Super Sterility at VCC
Medicare data indicates that the rate of prosthetic infection within the first 2 years of knee surgery is 1.55%. The infection rate in the next 2 to 10 years following surgery is an additional .46%. Therefore you can approximate your risk of infection after a TKR to be about 2 in 100. There are several risk factors that skew the overall infection rate and increase an individual’s risk of infection. These include, diabetes, rheumatoid arthritis, malnutrition, smoking, obesity, steroids, excessive anti-coagulation, chemotherapy, cancer, alcoholism, urinary tract infection, complex or revision surgery and multiple blood transfusions. In a study by Winiarsky et al, morbidly obese patients were compared to a control group of non-obese patients after TKR. A 225 rate of wound complications were found in the obese group, including 5 deep infections, as compared to a 2% rate of complications in the control group with .6% infections.

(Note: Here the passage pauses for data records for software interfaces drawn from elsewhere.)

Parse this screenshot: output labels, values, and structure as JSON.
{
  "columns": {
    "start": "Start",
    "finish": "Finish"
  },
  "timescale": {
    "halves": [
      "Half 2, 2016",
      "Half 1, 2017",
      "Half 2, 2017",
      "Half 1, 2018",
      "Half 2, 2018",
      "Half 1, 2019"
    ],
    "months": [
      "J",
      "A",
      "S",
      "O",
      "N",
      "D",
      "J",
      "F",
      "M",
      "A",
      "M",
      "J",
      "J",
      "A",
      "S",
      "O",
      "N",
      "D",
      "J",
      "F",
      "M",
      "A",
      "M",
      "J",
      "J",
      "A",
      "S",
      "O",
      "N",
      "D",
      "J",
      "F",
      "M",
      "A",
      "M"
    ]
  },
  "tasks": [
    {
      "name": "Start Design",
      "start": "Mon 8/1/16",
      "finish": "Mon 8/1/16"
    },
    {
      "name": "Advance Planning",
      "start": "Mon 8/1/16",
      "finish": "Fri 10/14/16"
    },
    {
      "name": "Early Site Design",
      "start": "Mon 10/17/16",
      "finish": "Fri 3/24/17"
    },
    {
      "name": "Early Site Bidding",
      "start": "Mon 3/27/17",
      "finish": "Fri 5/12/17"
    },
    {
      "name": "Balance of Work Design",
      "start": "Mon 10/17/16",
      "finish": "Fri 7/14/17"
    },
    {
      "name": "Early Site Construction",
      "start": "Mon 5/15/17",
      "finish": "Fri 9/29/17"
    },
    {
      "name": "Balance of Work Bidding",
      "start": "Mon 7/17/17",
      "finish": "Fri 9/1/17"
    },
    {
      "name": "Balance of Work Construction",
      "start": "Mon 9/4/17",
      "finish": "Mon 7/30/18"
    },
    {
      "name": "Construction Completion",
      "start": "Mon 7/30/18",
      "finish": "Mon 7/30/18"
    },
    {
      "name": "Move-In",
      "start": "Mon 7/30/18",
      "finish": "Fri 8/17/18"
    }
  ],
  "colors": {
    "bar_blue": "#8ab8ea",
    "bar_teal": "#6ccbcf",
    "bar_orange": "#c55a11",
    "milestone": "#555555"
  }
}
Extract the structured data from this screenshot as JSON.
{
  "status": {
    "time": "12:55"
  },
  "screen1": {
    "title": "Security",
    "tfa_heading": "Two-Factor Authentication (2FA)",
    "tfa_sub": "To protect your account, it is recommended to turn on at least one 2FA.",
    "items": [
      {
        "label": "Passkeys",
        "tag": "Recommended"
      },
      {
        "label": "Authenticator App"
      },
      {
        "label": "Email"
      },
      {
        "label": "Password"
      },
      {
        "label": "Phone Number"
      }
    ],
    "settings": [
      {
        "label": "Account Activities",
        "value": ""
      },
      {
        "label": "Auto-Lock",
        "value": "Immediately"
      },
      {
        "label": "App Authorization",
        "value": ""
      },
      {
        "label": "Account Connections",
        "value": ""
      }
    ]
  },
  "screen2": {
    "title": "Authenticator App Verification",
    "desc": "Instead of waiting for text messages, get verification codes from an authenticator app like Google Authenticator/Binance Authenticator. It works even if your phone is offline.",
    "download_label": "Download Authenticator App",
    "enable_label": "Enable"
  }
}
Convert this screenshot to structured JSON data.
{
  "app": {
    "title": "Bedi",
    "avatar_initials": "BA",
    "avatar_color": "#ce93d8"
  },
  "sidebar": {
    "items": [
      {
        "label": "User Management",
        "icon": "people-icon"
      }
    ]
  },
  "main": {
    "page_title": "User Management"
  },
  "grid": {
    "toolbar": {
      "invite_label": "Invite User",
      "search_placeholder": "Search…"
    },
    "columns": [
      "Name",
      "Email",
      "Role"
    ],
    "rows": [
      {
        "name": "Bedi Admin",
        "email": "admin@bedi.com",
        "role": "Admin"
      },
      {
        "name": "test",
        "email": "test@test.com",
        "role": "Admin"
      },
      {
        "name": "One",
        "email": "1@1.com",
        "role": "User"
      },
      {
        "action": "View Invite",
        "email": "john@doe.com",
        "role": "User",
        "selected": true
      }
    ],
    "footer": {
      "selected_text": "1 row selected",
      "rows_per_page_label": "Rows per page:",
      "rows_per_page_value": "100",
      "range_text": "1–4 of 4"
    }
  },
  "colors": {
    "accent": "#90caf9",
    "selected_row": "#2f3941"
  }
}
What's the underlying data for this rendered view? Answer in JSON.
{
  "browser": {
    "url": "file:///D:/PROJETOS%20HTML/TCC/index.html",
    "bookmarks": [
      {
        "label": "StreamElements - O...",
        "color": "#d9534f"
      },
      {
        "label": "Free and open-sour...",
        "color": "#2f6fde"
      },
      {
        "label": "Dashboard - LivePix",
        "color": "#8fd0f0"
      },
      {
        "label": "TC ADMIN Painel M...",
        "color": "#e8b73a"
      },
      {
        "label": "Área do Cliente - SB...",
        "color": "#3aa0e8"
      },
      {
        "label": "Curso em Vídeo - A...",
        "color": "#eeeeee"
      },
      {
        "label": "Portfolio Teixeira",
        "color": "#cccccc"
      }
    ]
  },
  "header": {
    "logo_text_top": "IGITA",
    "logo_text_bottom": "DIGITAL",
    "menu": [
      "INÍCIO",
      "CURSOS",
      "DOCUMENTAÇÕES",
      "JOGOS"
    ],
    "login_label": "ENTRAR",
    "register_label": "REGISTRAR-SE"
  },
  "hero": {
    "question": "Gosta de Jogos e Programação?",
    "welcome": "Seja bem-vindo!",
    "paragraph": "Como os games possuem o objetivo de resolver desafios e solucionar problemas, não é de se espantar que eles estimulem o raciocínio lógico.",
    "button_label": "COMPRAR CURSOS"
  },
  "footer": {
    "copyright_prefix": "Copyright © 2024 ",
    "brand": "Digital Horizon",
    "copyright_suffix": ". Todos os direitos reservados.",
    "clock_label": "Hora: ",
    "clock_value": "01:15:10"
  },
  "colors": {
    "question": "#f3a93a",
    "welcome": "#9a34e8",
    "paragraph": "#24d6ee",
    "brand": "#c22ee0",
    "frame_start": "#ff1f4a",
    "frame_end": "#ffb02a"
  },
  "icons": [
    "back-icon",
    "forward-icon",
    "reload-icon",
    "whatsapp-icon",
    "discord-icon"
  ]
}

This information suggests that weight is a significant factor for infection and patients should be aware of the associated risk. Nutritional status may be a risk factor, particularly in the obese patient. Serum transferrin levels < 200mg/dL, an albumin level < .35 g/dL or a total lymphocyte count < 1500 cells/mm could be of concern for malnutrition and warrant a work up by your primary care doctor. Counseling by a nutritionist can be very helpful. Bariatric surgery may be an option that the obese patient can pursue. Staph is the most common type of knee infection, which includes Staph Aureus, Staph Epi, and methicillin resistant Staph Aureus or MRSA.
Although all are serious, the most difficult may be the MRSA variety. Fortunately, hospitals have been taking great efforts to control MRSA, which is often hospital-acquired. The rates of MRSA are decreasing in many hospital facilities, although the rate of community-acquired MRSA is increasing.